Others involve chip-based biosensors. Of these chips, there are three basic designs that allow the detection of minuscule amounts of nucleic acids or proteins. They all involve a “biorecognition” molecule bound to the surface of a material known as the “transducer.” When the cancer biomarker in the patient’s sample binds the biorecognition molecule, the transducer converts this interaction into a measurable readout: typically, an electrochemical, optical, or mass-based signal (Figure 5). The third type of assay is used for breath biopsies. It deploys similar technology as alcohol breathalyzers, which measure the mobility of exhaled volatile metabolites using a technique called Ion Mobility Spectrometry (Figure 6).
Ultimately, biomarker diagnostics have a number of key advantages over phenotype-based assays. Many biomarker methods are highly sensitive, allowing the detection of cancers in much earlier stages of the disease. The information they provide gives physicians the opportunity to tailor treatments to each patient: an approach called precision medicine. Given the improvements in next-generating sequencing technologies in recent years, many of the sequencing-based assays in particular are less expensive than others involving surgical procedures or full-body imaging. Likewise, the ease of obtaining samples for liquid and breath biopsies allows the close monitoring of cancers for mutations, recurrence, or metastasis over time. Many of these biomarker assays can also be readily adapted to test for new cancer biomarkers as we learn more about these diseases.
Unfortunately, biomarker diagnostics do have some downsides. The first disadvantage is that these methods rely upon our existing knowledge of which biomarkers are associated with different types of cancer. Some biomarkers may only be associated with a given cancer under certain circumstances, which might be influenced by the patient’s genetics. Furthermore, some biomarkers may not necessarily be cancer-specific if the gene or protein being assayed is also expressed in other tissues where it plays roles in normal physiological processes. Thus, we are limited by our current understanding of cancer biology and an imperfect set of biomarkers currently on hand for assay development. The second key disadvantage of biomarker-based diagnostics is that these tests do not necessarily yield precise spatial information like imaging methods can. In a blood biopsy, for example, the physician may only know that mutated DNA or proteins are present. The assay does not necessarily reveal where the cancer is located in the body.

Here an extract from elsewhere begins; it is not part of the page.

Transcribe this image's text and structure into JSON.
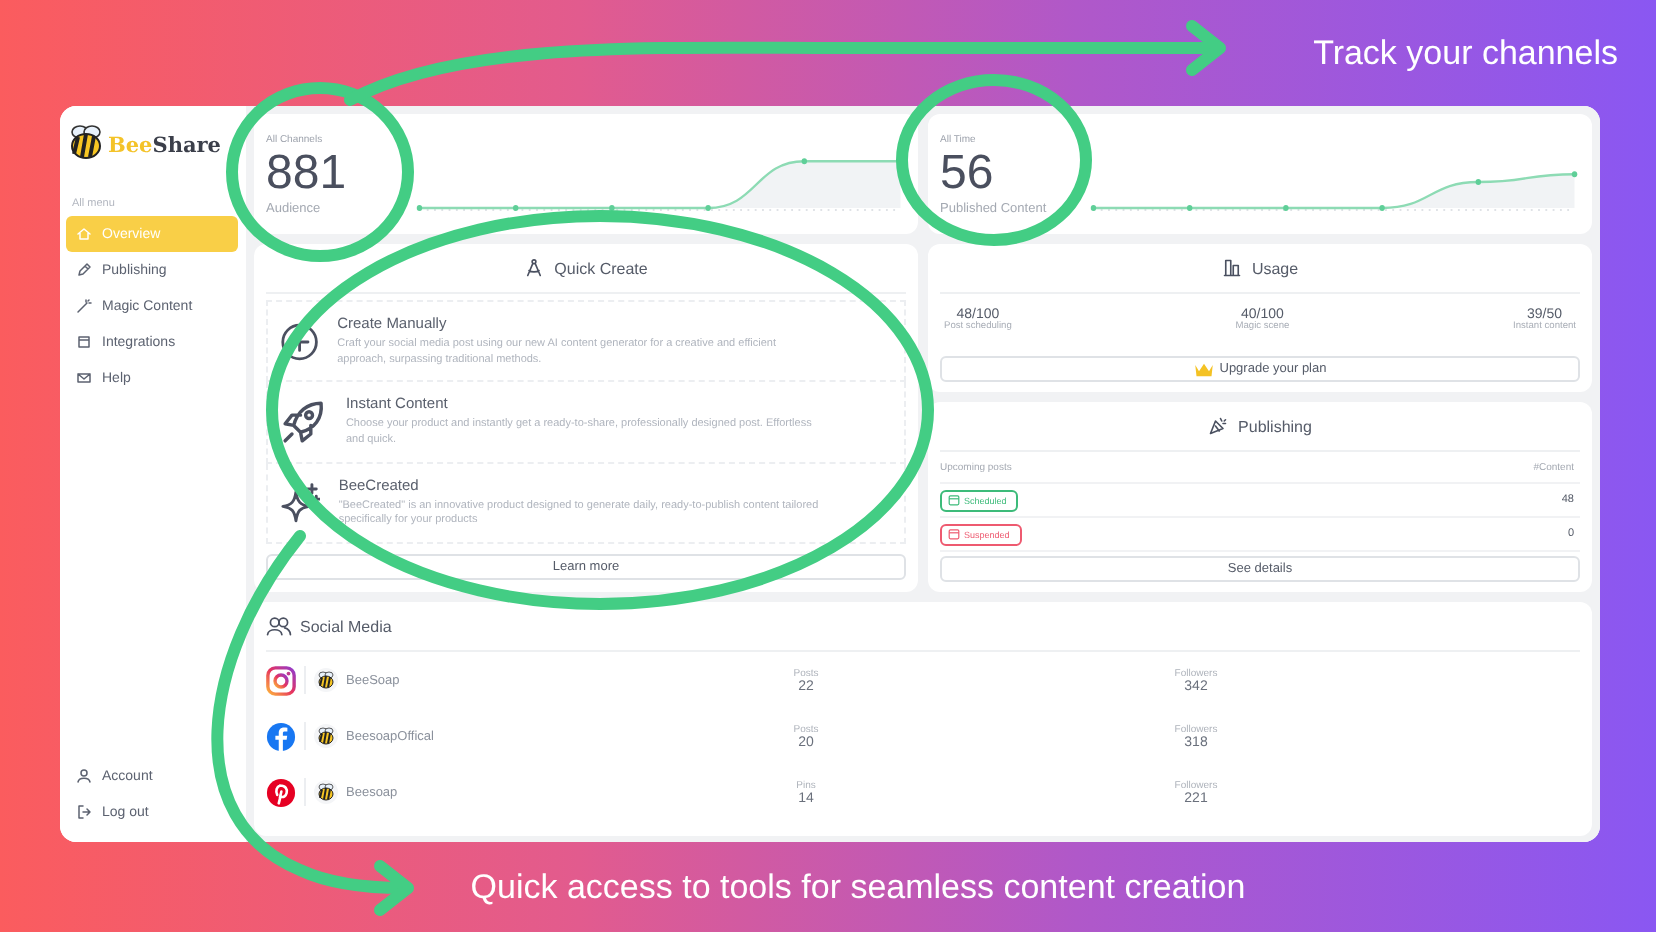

The future of cancer diagnostics
Going forward, the field of cancer diagnostics should continue to utilize both phenotype-based and biomarker-based assays, since each have their own clinical advantages and limitations. New innovations in these diagnostic assays, along with the continued development of targeted therapeutics, afford patients the hope that cancer will one day become a chronic, but entirely treatable, condition.

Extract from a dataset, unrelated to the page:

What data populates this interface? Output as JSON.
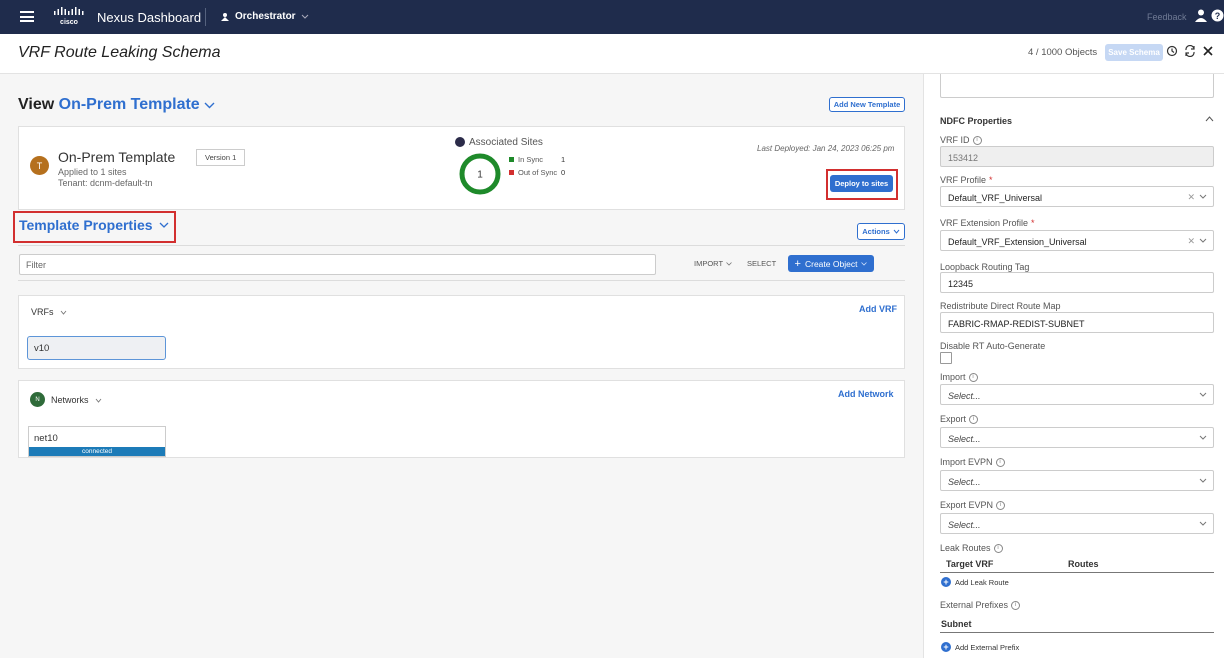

Featured image credit: Prostate cancer cells, 2017 Nikon Small World Photomicrography Winner, James E. Hayden, FBCA, RBP